How to complete this task:
Your answer must be an exact copy of the records below.

Supplied material:
= = = = =
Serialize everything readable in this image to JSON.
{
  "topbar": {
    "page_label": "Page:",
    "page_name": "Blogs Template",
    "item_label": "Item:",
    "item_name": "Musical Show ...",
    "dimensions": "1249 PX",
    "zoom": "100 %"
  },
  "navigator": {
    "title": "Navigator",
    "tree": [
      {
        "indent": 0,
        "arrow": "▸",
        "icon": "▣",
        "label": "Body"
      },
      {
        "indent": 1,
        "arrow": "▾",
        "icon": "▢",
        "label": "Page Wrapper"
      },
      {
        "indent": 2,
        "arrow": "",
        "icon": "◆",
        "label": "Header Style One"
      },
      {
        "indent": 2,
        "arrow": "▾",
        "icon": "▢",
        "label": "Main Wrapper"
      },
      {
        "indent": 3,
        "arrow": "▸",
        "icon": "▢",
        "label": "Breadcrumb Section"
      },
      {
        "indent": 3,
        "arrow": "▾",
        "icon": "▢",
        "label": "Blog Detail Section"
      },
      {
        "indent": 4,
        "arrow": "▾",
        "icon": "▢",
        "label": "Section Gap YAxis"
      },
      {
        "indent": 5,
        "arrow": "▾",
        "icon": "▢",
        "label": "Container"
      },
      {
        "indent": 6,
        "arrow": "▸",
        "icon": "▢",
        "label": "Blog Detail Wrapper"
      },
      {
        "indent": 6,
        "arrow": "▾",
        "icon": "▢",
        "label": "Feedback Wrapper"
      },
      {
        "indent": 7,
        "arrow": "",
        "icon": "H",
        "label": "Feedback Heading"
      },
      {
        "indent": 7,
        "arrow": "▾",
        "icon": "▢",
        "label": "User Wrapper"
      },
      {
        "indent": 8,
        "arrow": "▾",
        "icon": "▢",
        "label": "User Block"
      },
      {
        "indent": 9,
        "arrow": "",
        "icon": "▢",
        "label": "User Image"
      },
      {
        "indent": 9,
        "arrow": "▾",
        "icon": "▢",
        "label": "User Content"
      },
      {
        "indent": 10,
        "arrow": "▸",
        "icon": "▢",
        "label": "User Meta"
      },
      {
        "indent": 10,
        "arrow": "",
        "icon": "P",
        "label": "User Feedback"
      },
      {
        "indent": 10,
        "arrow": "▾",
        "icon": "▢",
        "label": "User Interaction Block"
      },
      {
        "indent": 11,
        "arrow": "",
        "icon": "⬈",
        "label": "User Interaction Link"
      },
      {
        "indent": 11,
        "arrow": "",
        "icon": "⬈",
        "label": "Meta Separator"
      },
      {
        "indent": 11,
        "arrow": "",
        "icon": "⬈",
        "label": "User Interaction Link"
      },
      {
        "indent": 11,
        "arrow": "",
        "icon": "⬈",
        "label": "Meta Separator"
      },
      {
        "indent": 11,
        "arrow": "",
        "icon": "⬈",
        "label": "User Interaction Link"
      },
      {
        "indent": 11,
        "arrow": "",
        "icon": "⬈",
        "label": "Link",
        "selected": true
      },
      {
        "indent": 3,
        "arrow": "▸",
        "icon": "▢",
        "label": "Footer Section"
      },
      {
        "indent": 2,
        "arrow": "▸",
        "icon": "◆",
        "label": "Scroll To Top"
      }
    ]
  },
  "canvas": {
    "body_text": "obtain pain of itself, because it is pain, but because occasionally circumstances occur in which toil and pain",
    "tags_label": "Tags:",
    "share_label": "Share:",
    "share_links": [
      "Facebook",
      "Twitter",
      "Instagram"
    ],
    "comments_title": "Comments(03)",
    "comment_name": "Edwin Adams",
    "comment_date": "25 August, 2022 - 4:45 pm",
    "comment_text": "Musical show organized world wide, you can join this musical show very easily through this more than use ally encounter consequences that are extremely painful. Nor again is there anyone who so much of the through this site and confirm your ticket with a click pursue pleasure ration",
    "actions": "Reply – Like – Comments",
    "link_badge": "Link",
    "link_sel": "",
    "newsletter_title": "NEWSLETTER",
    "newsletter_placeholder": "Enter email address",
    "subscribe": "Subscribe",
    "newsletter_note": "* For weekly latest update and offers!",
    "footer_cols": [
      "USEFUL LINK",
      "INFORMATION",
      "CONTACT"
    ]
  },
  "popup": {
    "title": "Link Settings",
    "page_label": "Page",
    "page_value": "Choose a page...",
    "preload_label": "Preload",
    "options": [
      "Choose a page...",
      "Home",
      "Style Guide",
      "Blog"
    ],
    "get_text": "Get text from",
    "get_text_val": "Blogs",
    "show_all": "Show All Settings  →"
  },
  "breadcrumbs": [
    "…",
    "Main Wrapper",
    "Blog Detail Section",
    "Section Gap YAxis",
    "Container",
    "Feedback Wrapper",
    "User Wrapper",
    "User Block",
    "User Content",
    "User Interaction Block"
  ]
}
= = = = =
Exercise answer:
Serialize everything readable in this image to JSON.
{
  "topbar": {
    "page_label": "Page:",
    "page_name": "Blogs Template",
    "item_label": "Item:",
    "item_name": "Musical Show ...",
    "dimensions": "1249 PX",
    "zoom": "100 %"
  },
  "navigator": {
    "title": "Navigator",
    "tree": [
      {
        "indent": 0,
        "arrow": "▸",
        "icon": "▣",
        "label": "Body"
      },
      {
        "indent": 1,
        "arrow": "▾",
        "icon": "▢",
        "label": "Page Wrapper"
      },
      {
        "indent": 2,
        "arrow": "",
        "icon": "◆",
        "label": "Header Style One"
      },
      {
        "indent": 2,
        "arrow": "▾",
        "icon": "▢",
        "label": "Main Wrapper"
      },
      {
        "indent": 3,
        "arrow": "▸",
        "icon": "▢",
        "label": "Breadcrumb Section"
      },
      {
        "indent": 3,
        "arrow": "▾",
        "icon": "▢",
        "label": "Blog Detail Section"
      },
      {
        "indent": 4,
        "arrow": "▾",
        "icon": "▢",
        "label": "Section Gap YAxis"
      },
      {
        "indent": 5,
        "arrow": "▾",
        "icon": "▢",
        "label": "Container"
      },
      {
        "indent": 6,
        "arrow": "▸",
        "icon": "▢",
        "label": "Blog Detail Wrapper"
      },
      {
        "indent": 6,
        "arrow": "▾",
        "icon": "▢",
        "label": "Feedback Wrapper"
      },
      {
        "indent": 7,
        "arrow": "",
        "icon": "H",
        "label": "Feedback Heading"
      },
      {
        "indent": 7,
        "arrow": "▾",
        "icon": "▢",
        "label": "User Wrapper"
      },
      {
        "indent": 8,
        "arrow": "▾",
        "icon": "▢",
        "label": "User Block"
      },
      {
        "indent": 9,
        "arrow": "",
        "icon": "▢",
        "label": "User Image"
      },
      {
        "indent": 9,
        "arrow": "▾",
        "icon": "▢",
        "label": "User Content"
      },
      {
        "indent": 10,
        "arrow": "▸",
        "icon": "▢",
        "label": "User Meta"
      },
      {
        "indent": 10,
        "arrow": "",
        "icon": "P",
        "label": "User Feedback"
      },
      {
        "indent": 10,
        "arrow": "▾",
        "icon": "▢",
        "label": "User Interaction Block"
      },
      {
        "indent": 11,
        "arrow": "",
        "icon": "⬈",
        "label": "User Interaction Link"
      },
      {
        "indent": 11,
        "arrow": "",
        "icon": "⬈",
        "label": "Meta Separator"
      },
      {
        "indent": 11,
        "arrow": "",
        "icon": "⬈",
        "label": "User Interaction Link"
      },
      {
        "indent": 11,
        "arrow": "",
        "icon": "⬈",
        "label": "Meta Separator"
      },
      {
        "indent": 11,
        "arrow": "",
        "icon": "⬈",
        "label": "User Interaction Link"
      },
      {
        "indent": 11,
        "arrow": "",
        "icon": "⬈",
        "label": "Link",
        "selected": true
      },
      {
        "indent": 3,
        "arrow": "▸",
        "icon": "▢",
        "label": "Footer Section"
      },
      {
        "indent": 2,
        "arrow": "▸",
        "icon": "◆",
        "label": "Scroll To Top"
      }
    ]
  },
  "canvas": {
    "body_text": "obtain pain of itself, because it is pain, but because occasionally circumstances occur in which toil and pain",
    "tags_label": "Tags:",
    "share_label": "Share:",
    "share_links": [
      "Facebook",
      "Twitter",
      "Instagram"
    ],
    "comments_title": "Comments(03)",
    "comment_name": "Edwin Adams",
    "comment_date": "25 August, 2022 - 4:45 pm",
    "comment_text": "Musical show organized world wide, you can join this musical show very easily through this more than use ally encounter consequences that are extremely painful. Nor again is there anyone who so much of the through this site and confirm your ticket with a click pursue pleasure ration",
    "actions": "Reply – Like – Comments",
    "link_badge": "Link",
    "link_sel": "",
    "newsletter_title": "NEWSLETTER",
    "newsletter_placeholder": "Enter email address",
    "subscribe": "Subscribe",
    "newsletter_note": "* For weekly latest update and offers!",
    "footer_cols": [
      "USEFUL LINK",
      "INFORMATION",
      "CONTACT"
    ]
  },
  "popup": {
    "title": "Link Settings",
    "page_label": "Page",
    "page_value": "Choose a page...",
    "preload_label": "Preload",
    "options": [
      "Choose a page...",
      "Home",
      "Style Guide",
      "Blog"
    ],
    "get_text": "Get text from",
    "get_text_val": "Blogs",
    "show_all": "Show All Settings  →"
  },
  "breadcrumbs": [
    "…",
    "Main Wrapper",
    "Blog Detail Section",
    "Section Gap YAxis",
    "Container",
    "Feedback Wrapper",
    "User Wrapper",
    "User Block",
    "User Content",
    "User Interaction Block"
  ]
}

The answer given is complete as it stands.